Payroll employment was nearly flat, increasing by just 1,000 jobs, according to data released Wednesday by the Michigan Department of Technology, Management & Budget. The number of jobless workers declined by 12,000, and the state labor force — everyone with a job or looking for one — climbed by 21,000.
At 8.5 percent, Michigan has narrowed the gap between the state unemployment rate and the national one, and now hovers less than half a point above the U.S. jobless rate of 8.2 percent. That’s a big improvement for a state that held the worst jobless rate in the nation for months on end, where the gap between the state and U.S. got as bad as 4.6 points in the summer of 2009.
“The labor market indicators are certainly continuing to show improvement,” said Bruce Weaver, economic analyst with the Michigan Department of Technology, Management & Budget.
In many months, the improvement in the state unemployment rate has come not from workers finding jobs, but from out-of-work men and women who either became discouraged and quit looking for work, returned to school, decided to retire, died or left the state.
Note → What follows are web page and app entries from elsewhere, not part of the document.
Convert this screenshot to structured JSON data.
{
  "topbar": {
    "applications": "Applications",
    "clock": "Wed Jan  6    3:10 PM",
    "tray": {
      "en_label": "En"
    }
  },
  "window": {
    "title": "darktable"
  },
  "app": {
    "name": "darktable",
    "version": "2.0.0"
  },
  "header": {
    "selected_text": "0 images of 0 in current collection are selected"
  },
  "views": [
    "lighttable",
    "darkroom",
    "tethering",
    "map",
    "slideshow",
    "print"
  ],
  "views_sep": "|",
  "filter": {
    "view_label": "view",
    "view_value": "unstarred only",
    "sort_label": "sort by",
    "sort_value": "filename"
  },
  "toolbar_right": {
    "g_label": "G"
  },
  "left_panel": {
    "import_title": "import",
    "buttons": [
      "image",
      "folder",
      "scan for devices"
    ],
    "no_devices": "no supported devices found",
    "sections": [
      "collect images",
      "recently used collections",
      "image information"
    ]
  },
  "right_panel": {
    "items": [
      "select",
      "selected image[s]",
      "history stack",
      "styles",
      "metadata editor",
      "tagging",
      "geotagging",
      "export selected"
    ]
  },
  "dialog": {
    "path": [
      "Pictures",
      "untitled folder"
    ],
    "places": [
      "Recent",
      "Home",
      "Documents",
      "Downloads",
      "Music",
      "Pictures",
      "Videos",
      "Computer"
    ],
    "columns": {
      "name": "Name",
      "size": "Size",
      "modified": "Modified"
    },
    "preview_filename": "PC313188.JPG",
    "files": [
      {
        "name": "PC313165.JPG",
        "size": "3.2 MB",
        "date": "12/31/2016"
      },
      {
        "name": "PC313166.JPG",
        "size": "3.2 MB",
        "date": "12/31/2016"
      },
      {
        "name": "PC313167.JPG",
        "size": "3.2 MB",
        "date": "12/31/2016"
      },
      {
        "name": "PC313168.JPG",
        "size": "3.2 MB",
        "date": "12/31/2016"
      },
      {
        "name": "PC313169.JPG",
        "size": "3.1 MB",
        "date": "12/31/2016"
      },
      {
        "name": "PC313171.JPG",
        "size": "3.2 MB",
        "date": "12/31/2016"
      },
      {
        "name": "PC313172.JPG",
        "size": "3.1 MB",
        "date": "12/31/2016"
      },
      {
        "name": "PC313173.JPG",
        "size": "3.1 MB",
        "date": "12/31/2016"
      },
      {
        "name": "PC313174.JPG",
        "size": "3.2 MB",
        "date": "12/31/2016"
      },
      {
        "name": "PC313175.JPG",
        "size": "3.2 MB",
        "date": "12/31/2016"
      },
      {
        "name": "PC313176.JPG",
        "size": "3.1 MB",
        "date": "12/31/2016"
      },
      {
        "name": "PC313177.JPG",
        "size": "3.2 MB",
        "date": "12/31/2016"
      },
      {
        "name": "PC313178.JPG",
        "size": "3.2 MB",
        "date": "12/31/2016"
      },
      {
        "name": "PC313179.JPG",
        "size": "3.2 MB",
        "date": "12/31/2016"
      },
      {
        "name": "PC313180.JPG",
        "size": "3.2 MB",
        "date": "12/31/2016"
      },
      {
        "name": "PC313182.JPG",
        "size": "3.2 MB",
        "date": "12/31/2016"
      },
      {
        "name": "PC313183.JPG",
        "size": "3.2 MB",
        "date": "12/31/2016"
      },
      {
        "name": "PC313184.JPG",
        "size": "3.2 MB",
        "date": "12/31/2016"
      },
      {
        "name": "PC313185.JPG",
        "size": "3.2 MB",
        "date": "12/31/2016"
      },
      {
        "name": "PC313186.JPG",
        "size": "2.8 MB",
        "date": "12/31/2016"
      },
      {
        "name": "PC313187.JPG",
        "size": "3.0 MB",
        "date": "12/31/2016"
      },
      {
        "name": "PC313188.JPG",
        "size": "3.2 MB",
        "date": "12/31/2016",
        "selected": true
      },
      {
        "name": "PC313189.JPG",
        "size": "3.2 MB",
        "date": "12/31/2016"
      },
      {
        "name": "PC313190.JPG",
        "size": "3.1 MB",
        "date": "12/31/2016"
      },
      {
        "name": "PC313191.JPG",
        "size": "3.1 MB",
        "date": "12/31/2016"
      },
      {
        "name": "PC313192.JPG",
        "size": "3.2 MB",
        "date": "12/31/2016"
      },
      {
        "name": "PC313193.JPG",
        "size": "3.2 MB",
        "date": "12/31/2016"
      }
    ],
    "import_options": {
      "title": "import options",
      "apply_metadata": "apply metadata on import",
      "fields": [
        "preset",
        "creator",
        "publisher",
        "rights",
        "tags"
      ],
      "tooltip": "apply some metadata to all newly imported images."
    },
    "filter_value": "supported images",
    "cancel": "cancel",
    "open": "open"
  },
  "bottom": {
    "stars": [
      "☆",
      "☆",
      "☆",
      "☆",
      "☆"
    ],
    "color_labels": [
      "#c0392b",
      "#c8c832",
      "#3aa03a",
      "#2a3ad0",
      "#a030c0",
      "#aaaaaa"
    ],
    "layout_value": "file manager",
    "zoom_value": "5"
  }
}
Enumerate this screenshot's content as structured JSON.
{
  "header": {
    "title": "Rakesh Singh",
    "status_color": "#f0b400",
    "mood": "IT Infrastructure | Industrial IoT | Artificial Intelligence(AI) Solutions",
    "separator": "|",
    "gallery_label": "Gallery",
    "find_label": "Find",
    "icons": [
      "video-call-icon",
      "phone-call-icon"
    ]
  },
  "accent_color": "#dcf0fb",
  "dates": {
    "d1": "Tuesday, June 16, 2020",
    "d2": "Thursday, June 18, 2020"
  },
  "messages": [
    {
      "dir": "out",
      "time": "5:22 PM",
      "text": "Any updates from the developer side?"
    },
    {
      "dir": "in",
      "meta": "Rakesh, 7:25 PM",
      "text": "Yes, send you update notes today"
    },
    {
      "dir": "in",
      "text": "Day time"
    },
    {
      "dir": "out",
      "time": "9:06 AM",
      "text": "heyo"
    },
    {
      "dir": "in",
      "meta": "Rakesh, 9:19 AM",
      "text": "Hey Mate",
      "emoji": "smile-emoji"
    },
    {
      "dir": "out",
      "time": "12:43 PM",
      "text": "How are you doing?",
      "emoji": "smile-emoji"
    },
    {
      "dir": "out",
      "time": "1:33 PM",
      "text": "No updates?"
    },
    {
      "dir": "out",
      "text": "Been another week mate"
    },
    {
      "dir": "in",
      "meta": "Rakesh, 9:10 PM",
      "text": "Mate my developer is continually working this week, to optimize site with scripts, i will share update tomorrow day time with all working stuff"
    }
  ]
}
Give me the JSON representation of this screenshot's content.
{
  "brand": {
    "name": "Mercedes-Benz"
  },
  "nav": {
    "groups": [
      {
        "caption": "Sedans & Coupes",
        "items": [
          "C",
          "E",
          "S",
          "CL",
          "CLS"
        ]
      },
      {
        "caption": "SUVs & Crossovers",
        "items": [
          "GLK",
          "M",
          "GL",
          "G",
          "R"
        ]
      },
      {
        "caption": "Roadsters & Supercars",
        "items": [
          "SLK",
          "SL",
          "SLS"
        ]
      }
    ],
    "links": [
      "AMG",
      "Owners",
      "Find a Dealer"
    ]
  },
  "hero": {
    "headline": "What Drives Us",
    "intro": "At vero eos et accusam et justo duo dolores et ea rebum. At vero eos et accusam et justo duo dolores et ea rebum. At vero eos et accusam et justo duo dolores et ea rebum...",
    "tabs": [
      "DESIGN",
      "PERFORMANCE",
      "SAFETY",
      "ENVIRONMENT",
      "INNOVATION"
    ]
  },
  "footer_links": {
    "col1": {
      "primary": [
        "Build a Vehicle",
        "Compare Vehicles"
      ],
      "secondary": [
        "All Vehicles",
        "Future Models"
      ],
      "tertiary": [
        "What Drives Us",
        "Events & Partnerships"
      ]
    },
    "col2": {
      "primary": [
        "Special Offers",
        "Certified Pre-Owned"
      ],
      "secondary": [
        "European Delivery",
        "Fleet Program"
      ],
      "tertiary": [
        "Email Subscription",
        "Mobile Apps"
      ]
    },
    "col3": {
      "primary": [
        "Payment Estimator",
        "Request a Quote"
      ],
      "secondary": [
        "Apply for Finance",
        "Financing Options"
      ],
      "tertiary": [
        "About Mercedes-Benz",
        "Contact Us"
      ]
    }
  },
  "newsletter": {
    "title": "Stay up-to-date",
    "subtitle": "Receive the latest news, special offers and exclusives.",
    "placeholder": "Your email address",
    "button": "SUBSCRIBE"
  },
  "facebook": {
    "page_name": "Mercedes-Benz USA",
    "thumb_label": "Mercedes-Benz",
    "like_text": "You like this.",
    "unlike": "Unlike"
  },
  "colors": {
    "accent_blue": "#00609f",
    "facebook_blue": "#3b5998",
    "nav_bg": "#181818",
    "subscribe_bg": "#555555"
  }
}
But since January, the state labor force has been growing while the number of unemployed workers has been shrinking.
Between February and March, the labor market grew by 9,000 workers. Normally, as the economy improves, the better job market prompts discouraged workers and others to jump back into the labor force to look for jobs. That increase in the number of people looking for work can temporarily halt the drop in unemployment or even temporarily raise the jobless rate, but that’s not happening yet in Michigan.
“That’s what normally happens in a recovery or expansion, as people become more optimistic,” Weaver said. “We haven’t seen a whole lot of evidence of that yet. The labor force is still 17,000 below where it was in March 2011, despite the fact that unemployment has fallen by 2 percentage points since then.”
While payroll jobs increased by just 1,000 in March, total employment in the state grew by 21,000, according to the state. That suggests a discrepancy in the two survey methods used to derive the unemployment numbers or a big jump in self-employed workers in the state. A survey of households asks if individuals are working or seeking a job, which includes the self-employed, while a survey of employers measures hired staff getting steady paychecks.
Brian J. O’Connor, The Detroit News